Sensual. Seductive. Old school flavor. These are some of the things that come to mind when you think of Marian Hill’s debut album, Act One. In many ways, New York was primed for a show like this. This show in particular was like one of those nights in a club where an interesting person catches your eye. Maybe it’s their eyes, perhaps the aura about them, or even in the way they move — you just want to know more about their story.
SHAED, a threepiece from twin brothers Max and Spencer Ernst and vocalist Chelsea Lee, are among one of those acts that you go home after a show and immediately search to find out more about them. “Thunder”, a slow burn-type groove began the show showcasing the intricate instrumentation of the Ernst brothers and the strong, vibrating voice of Lee. “Just Wanna See”, another particular standout from their set, made use of the lights behind them. The grand ballroom at Webster Hall is a pretty good size, but the pulsating 808s of that song started to etch a more intimate consciousness that would permeate throughout the night.
This night was a homecoming for Brooklyn-born singer Verite. There was something that was beautifully intimate about the production value, added to the fact it was her hometown show. “Sentiment”, the title track off of her 2015 EP, showed off both her vocal ability and how diverse and complex her music is. There were points during “Colors” and “Underdressed” where you saw the crowd swaying side to side and captivated like they were spellbound. By the time she got to the last song, “Weekend”, fans were completely bought in, and Verite had a new fan.
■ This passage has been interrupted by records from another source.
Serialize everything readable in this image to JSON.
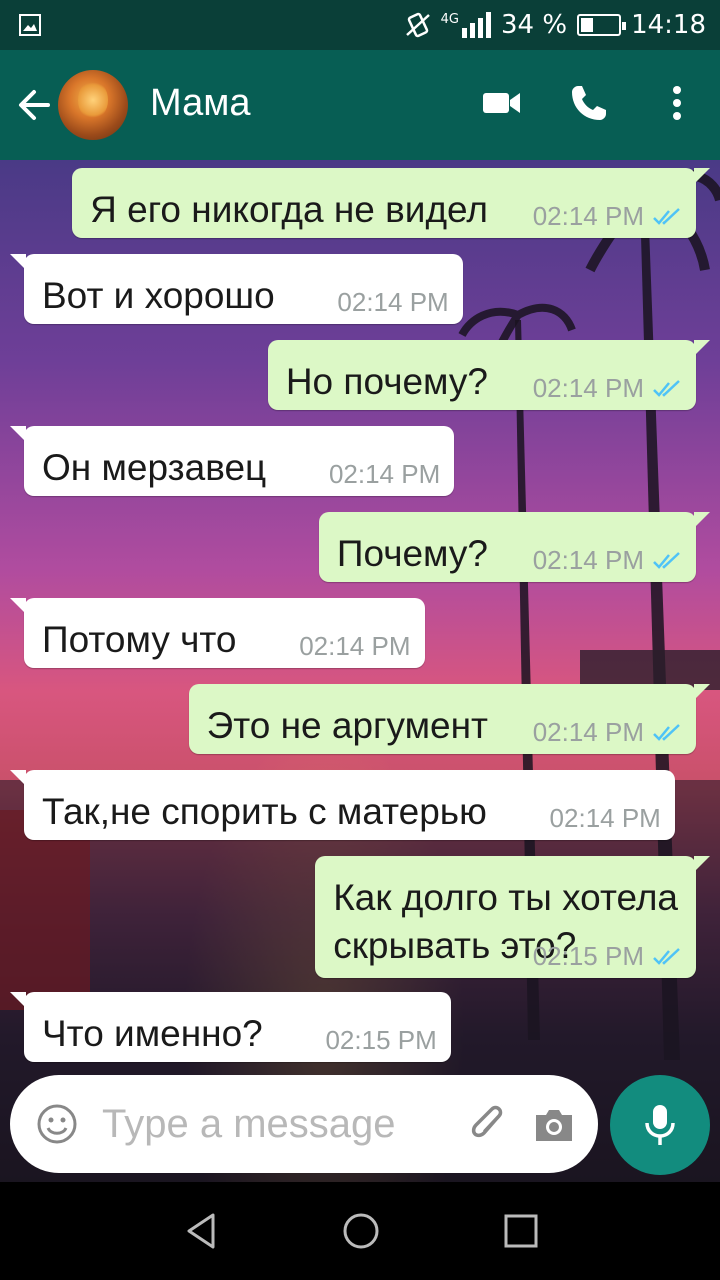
{
  "status_bar": {
    "network": "4G",
    "battery_text": "34 %",
    "battery_level": 0.34,
    "time": "14:18"
  },
  "header": {
    "contact_name": "Мама",
    "icons": [
      "back-arrow-icon",
      "video-call-icon",
      "phone-icon",
      "more-vert-icon"
    ]
  },
  "messages": [
    {
      "dir": "out",
      "text": "Я его никогда не видел",
      "time": "02:14 PM",
      "read": true
    },
    {
      "dir": "in",
      "text": "Вот и хорошо",
      "time": "02:14 PM"
    },
    {
      "dir": "out",
      "text": "Но почему?",
      "time": "02:14 PM",
      "read": true
    },
    {
      "dir": "in",
      "text": "Он мерзавец",
      "time": "02:14 PM"
    },
    {
      "dir": "out",
      "text": "Почему?",
      "time": "02:14 PM",
      "read": true
    },
    {
      "dir": "in",
      "text": "Потому что",
      "time": "02:14 PM"
    },
    {
      "dir": "out",
      "text": "Это не аргумент",
      "time": "02:14 PM",
      "read": true
    },
    {
      "dir": "in",
      "text": "Так,не спорить с матерью",
      "time": "02:14 PM"
    },
    {
      "dir": "out",
      "text": "Как долго ты хотела\nскрывать это?",
      "time": "02:15 PM",
      "read": true
    },
    {
      "dir": "in",
      "text": "Что именно?",
      "time": "02:15 PM"
    }
  ],
  "composer": {
    "placeholder": "Type a message",
    "value": ""
  },
  "colors": {
    "header": "#075e54",
    "status_bar": "#0a3f38",
    "outgoing_bubble": "#dcf8c6",
    "incoming_bubble": "#ffffff",
    "mic_button": "#128c7e",
    "read_ticks": "#4fc3f7"
  }
}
The opening keys of “Down” were played and there was a lower shade of light that covered both producer Jeremy Lloyd and vocalist Samantha Gongol. Gongol gently clutched the mic and sang the opening words that led into Lloyd’s trap light sampling. As this happening, strobes would clash against the background as Gongol would turn to Lloyd in a gaze, simultaneously plugging away during the sampling. There was never a break in the vine in how their setlist was constructed. “Down” fit right into “One Time,” the Steve Davit saxophone-assisted sultry number that prompted couples to come in close and dance. Effortlessly weaving in and out of tracks from their debut album, there was also a “I Wanna Dance with Somebody” cover, as to which the duo slowed down and made their own.
Some people say that music is a ever changing expression of love and affection. Here were three acts that not only got to express their particular situations in love, but also got the crowd to express it — both in admiration to the stage and to each other.